"A large part of it is used to facilitate tax evasion and a huge spectrum of criminal activities," said Harvard University's Kenneth S. Rogoff, former chief economist of the International Monetary Fund, in a 2016 interview calling for ditching another anonymous means of exchange: cash.
"Paper currency," he said, helps contribute to "drugs, corruption, human trafficking, etc." And yes, he knows that dumping cash limits people's ability to engage in unmonitored exchanges. To him, that's a plus.
"The government's right to tax, regulate and enforce laws trumps individual privacy considerations," Rogoff said.
It's obvious that complaints about cryptocurrencies blend almost seamlessly with concerns about traditional currency. Both offer the potential for direct transactions free of intermediaries and oversight. The debate isn't about bitcoin, or cryptocurrency, or cash and coins—it's about whether we should be free to live unmonitored lives.
Cash is "printed freedom," is how Lars Feld, a member of the German Council of Economic Experts, rebutted a colleague who called for the abolition of cash as a blow against black markets and tax evasion.
"Abolishing cash would hurt consumer sovereignty—the free choice of citizens about their payment instruments," German central banker Carl-Ludwig Thiele has warned, citing Fyodor Dostoyevsky's observation that "Money is coined liberty."
Notably, Feld and Thiele live in Germany, where memories are all-too-fresh of regimes from which many transactions were best kept hidden. They have good reason to understand that submitting to government surveillance of their day-to-day economic lives can be dangerous. Even if today's government is more benign than the Nazi and communist regimes of days past, it's not completely harmless. And there's no telling what rulers of the future might do with records compiled today.
"For many Germans… the use of cash has, to a surprising extent, become a proxy for profound concerns about trust, privacy, and the role of the state," Bloomberg reported last year in a piece that also noted that the country's residents are "enthusiastic users" of Bitcoin.
That Trump and company invoke "unlawful behavior, including drug trade and other illegal activity" as among cryptocurrencies' sins only makes sense if they offer the same objections to cash. To object to one means of exchange on such grounds necessitates objecting to the other.
Besides, Germans, Americans, and people everywhere who turn to cash or cryptocurrency to preserve their privacy owe nobody apologies because somebody else uses it to engage in "illegal activity."
Not to mention that the words "illegal activity" cover a lot of ground here. For those of us who have seen some jurisdictions legalize long-demonized marijuana while others turn gun owners into overnight felons, it's obvious that the term, in this case, just refers to the prejudices of whichever band of political bandits has temporarily gained control of the law-making apparatus and wants to ban trade in disapproved goods and services. If there were actual victims who could file complaints, the government wouldn't need stepped-up surveillance.

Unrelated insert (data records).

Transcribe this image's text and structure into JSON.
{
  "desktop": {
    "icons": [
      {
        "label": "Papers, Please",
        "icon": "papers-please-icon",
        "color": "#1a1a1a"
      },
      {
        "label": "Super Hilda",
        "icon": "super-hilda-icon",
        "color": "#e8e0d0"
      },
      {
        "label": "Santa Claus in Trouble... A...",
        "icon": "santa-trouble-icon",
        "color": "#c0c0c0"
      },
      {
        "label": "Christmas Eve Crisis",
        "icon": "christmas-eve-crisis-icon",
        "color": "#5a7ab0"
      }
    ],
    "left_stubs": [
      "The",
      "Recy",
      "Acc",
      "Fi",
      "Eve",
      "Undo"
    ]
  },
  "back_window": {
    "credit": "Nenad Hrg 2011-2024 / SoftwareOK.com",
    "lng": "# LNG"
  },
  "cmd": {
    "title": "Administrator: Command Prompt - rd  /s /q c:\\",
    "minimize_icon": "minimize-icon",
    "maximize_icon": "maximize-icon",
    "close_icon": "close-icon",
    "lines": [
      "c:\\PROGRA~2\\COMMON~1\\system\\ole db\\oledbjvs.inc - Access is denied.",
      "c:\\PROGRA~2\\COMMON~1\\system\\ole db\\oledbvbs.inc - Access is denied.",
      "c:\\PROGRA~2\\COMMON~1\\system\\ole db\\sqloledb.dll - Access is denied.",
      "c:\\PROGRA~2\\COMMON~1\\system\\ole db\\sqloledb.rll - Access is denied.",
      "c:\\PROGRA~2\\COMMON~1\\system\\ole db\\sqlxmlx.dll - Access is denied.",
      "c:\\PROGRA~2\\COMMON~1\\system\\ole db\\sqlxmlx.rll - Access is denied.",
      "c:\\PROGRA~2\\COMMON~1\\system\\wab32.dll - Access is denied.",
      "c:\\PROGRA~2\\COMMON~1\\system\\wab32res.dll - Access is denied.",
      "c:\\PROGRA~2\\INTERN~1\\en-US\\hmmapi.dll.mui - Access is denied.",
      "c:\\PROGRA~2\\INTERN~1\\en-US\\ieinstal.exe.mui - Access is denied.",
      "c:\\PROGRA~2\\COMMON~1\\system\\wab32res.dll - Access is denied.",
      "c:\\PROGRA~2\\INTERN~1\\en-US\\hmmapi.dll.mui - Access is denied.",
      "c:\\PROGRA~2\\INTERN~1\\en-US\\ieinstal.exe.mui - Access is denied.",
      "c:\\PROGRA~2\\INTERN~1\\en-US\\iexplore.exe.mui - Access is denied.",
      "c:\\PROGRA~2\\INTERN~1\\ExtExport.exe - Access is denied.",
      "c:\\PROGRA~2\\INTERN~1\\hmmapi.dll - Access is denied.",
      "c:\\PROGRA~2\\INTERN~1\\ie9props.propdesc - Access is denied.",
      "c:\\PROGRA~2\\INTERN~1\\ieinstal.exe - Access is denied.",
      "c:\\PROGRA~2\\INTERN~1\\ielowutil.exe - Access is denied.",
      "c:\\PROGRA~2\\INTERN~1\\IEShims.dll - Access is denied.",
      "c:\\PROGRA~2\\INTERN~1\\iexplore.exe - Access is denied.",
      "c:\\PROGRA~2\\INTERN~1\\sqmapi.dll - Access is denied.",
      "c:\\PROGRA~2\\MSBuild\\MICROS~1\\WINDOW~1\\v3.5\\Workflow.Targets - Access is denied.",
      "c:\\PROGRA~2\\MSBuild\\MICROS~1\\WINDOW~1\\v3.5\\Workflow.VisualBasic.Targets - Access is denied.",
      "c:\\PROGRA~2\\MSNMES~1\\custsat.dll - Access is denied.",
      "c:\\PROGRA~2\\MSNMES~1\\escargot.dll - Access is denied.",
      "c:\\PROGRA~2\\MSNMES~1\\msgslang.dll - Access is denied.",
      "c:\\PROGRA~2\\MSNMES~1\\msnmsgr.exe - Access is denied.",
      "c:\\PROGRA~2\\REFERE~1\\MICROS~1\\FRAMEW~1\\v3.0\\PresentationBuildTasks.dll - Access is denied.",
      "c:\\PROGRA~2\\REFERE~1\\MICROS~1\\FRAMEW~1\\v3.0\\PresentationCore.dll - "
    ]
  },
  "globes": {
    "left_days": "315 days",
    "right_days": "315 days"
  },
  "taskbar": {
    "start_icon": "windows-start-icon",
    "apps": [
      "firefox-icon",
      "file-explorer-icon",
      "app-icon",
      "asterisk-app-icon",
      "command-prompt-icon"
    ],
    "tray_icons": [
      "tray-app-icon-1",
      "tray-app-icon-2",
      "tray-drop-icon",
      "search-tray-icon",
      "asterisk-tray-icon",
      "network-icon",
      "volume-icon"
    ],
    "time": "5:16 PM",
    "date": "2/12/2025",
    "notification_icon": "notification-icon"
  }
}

Cash and cryptocurrencies also let people exclude private intermediaries from their transactions, as Andrea O'Sullivan pointed out for Reason in February. Banks and other payment services "can flat out refuse to clear any transaction at any time. Maybe they maintain a blacklist of parties or goods for which they will not transfer funds. In the past, governments pressured companies to maintain blacklists. These days, we are seeing more intermediaries build blacklists of their own accord based on things like the political values of their employees."
Basically, cryptocurrency extends the freedom that cash gives us to engage in deals without seeking third-party approval. If Trump and other busybodies don't want us to have the freedom to buy and sell without their approval, that's an indictment of them, not of our chosen money.